What is being asked:
Figure out how many lines in these records contain "title". Only the number belongs in the reply.

Material shown:
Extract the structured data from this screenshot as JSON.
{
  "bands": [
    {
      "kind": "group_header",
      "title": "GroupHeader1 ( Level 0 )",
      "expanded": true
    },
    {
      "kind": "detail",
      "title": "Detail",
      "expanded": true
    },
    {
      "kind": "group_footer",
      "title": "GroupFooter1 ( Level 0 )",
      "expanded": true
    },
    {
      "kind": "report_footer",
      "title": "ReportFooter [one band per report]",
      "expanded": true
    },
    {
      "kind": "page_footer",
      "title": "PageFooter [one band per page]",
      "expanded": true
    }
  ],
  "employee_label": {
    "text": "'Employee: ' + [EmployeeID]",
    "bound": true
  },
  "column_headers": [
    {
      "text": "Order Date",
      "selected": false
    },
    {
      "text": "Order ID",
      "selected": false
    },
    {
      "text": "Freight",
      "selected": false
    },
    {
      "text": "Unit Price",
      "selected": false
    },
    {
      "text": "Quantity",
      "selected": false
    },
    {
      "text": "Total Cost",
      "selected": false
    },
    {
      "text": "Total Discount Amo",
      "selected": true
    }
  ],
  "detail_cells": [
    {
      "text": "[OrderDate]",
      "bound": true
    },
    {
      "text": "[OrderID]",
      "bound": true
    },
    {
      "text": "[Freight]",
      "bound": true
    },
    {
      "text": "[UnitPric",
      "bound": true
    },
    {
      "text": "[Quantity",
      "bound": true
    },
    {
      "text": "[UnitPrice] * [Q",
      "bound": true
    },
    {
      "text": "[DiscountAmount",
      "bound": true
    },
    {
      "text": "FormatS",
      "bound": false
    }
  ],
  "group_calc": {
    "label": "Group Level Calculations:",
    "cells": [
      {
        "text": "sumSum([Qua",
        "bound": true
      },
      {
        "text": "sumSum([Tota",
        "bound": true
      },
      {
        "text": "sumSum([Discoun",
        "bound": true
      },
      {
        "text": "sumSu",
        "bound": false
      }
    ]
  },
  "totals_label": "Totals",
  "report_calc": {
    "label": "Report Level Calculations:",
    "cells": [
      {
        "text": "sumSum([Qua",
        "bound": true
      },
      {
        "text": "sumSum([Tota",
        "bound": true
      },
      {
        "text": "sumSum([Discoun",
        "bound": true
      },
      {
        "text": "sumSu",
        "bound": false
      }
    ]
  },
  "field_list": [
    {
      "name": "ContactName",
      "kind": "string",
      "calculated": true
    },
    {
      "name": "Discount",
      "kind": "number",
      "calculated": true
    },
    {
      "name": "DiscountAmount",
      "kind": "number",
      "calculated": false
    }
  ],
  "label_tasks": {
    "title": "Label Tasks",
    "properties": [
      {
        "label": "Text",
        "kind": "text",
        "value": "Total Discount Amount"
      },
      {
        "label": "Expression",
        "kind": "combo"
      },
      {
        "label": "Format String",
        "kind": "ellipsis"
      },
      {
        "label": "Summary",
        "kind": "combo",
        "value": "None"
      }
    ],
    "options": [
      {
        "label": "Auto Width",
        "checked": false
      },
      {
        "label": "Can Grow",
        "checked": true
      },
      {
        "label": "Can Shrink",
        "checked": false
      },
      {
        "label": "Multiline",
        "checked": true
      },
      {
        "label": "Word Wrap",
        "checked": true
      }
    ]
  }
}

Reply to the task:
6